Independent Contractor Lawyers Based in Miami-Dade County
Independent contractors serve a valuable purpose for many companies. However, misclassifying an individual as an independent contractor (as opposed to an employee) can have significant consequences. To complicate the situation further, Florida common law and various statutes have different definitions of an independent contractor.
For example, under the Fair Labor Standards Act, courts look at the “economic reality” to determine whether the individual is an employee or independent contractor. The U.S. Supreme Court has made clear that the “totality of the circumstances” dictate the relationship between the parties. The Supreme Court identified several factors which guide the analysis. For example,
- The permanency of the relationship
- The nature and degree of control
- The alleged contractor’s opportunity for profit and loss
- The degree of independence
- The existence of an employment or independent contractor agreement
In January 2019, the National Labor Relations Board (the “Board”) readopted the traditional common law test to determine whether it is an employment or independent contractor relationship. In the case SuperShuttle DFW, Inc., the Board evaluated, among other factors, the method of compensation, control over setting work schedules, the opportunity for significant economic gain, the absence of supervision, and the parties’ understanding of the relationship, to find that the franchisees at question were independent contractors. The Board’s decision overturned the Board’s 2014 decision in FedEx Home Delivery.
The Internal Revenue Service, for example, focuses on the level of control and independence.
The Florida Department of Revenue has identified 10 factors for determining whether an individual is an employee or independent contractor. For example, the Department of Revenue looks at factors such as:
- The amount of control the employer has over the worker
- Whether the work being performed is typically done under the direction of an employer
- The skill needed for the particular occupation
- Whether the employer supplies the required tools and equipment
- The length of the relationship
- The method of payment
- Whether the work is part of the regular business of the employer
- The intent of the parties which is sometimes reflected in a written agreement
- Whether the hiring party is a business
In Florida, the intentional misclassification of a worker is a felony. Additionally, there could be tax consequences by misclassifying a worker. If the Department of Revenue investigates an employer, the employer is generally required to complete an Independent Contractor Analysis (Form RTS-6061) which contains a number of questions designed to determine the relationship between the worker and the employer. If the Department of Revenue makes an adverse finding, the consequences could be significant.

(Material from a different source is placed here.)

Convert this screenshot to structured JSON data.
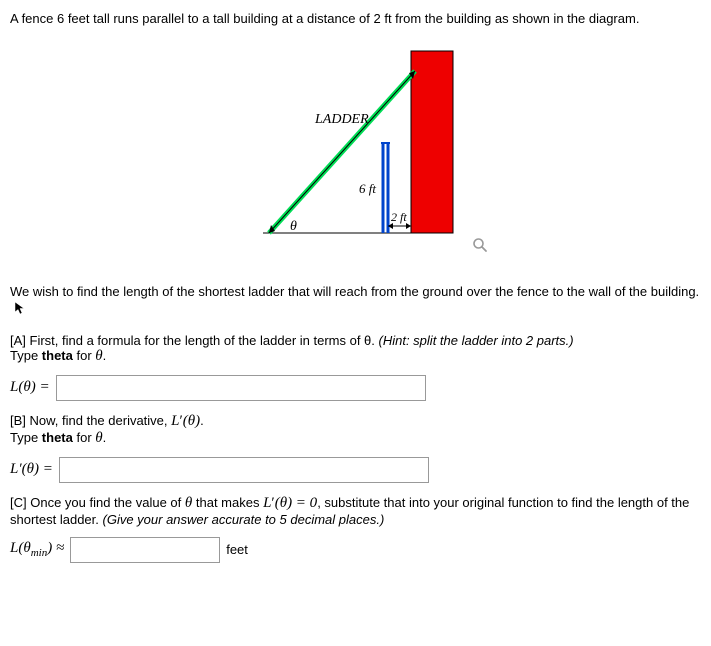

To help navigate this minefield, contact an experienced attorney at BT Law Group who can explain the laws, prepare a comprehensive independent contractor agreement, defend against a claim of misclassification, or file a lawsuit on behalf of an employee who was improperly classified as an independent contractor.